* **Instructions for the task**: Among the entries below, how many lines hold "logo"? Reply with the number only.

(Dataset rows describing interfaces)
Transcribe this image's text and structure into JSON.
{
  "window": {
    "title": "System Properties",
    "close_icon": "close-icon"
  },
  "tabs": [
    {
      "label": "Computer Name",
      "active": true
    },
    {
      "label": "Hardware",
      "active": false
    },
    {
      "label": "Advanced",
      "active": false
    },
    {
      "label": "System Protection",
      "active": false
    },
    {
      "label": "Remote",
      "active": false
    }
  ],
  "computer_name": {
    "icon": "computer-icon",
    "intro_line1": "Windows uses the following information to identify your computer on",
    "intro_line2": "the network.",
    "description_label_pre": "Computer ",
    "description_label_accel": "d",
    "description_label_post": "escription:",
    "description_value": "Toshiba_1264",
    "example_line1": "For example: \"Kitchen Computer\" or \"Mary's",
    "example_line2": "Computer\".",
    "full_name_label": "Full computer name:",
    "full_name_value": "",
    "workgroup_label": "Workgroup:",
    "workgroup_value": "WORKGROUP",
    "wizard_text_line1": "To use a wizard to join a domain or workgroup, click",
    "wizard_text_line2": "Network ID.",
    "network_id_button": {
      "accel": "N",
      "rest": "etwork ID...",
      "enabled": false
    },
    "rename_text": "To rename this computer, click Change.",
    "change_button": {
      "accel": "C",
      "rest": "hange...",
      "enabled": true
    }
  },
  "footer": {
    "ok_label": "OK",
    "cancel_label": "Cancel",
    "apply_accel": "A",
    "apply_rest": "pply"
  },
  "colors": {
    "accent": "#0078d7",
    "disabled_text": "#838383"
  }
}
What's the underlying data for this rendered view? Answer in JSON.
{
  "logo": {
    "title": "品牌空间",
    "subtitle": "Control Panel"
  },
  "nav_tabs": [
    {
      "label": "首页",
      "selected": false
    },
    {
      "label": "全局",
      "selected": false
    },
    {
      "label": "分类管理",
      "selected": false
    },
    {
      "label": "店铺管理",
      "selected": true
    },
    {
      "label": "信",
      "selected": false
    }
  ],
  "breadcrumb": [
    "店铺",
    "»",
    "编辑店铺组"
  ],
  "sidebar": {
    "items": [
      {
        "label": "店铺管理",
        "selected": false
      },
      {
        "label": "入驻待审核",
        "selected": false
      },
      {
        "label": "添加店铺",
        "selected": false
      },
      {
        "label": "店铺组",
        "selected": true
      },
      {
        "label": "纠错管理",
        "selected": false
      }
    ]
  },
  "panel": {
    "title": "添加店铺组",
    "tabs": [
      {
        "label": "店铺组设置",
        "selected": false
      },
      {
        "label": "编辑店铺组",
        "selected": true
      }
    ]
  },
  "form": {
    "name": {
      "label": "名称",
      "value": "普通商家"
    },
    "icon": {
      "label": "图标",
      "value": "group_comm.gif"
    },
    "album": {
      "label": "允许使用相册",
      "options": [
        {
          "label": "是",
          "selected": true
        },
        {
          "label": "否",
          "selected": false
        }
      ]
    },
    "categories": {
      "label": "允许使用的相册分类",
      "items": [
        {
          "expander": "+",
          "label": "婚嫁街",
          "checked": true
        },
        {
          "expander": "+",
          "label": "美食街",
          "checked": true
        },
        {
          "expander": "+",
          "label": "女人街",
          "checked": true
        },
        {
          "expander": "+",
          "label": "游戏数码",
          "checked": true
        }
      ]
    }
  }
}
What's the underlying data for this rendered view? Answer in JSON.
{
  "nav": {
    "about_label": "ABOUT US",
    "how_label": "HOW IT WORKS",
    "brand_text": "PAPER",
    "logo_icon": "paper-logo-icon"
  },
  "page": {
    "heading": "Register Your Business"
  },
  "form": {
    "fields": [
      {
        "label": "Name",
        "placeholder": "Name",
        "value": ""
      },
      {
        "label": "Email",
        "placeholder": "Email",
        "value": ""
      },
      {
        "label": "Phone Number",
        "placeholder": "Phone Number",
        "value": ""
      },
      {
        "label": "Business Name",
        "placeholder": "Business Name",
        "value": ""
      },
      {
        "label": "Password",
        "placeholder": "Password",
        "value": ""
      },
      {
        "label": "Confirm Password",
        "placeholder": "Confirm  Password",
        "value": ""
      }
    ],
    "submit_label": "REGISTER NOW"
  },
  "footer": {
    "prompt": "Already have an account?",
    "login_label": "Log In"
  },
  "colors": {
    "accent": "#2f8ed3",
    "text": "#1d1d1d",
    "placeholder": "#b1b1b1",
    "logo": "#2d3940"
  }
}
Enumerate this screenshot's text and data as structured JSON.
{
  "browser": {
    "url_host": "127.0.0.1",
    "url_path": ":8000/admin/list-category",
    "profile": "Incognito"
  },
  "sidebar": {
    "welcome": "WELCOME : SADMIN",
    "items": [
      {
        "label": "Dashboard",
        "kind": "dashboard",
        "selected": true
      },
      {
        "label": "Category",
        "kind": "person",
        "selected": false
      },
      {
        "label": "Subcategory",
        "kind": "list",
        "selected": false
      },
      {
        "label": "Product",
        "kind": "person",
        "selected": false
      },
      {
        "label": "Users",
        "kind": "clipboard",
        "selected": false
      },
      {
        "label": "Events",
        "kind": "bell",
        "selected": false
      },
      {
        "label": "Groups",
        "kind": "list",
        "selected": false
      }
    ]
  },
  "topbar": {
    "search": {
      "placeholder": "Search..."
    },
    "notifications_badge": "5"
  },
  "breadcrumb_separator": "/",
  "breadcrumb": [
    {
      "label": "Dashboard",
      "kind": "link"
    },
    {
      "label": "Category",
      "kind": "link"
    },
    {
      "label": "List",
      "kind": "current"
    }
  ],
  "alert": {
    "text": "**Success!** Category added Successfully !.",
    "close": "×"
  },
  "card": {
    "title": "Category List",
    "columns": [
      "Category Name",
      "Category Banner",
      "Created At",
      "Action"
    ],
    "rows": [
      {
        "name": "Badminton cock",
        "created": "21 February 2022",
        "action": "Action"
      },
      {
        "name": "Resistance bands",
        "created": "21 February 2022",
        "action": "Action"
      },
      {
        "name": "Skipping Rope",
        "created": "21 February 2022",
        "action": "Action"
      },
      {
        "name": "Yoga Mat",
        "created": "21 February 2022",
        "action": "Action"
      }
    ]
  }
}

* **Exercise answer**: 3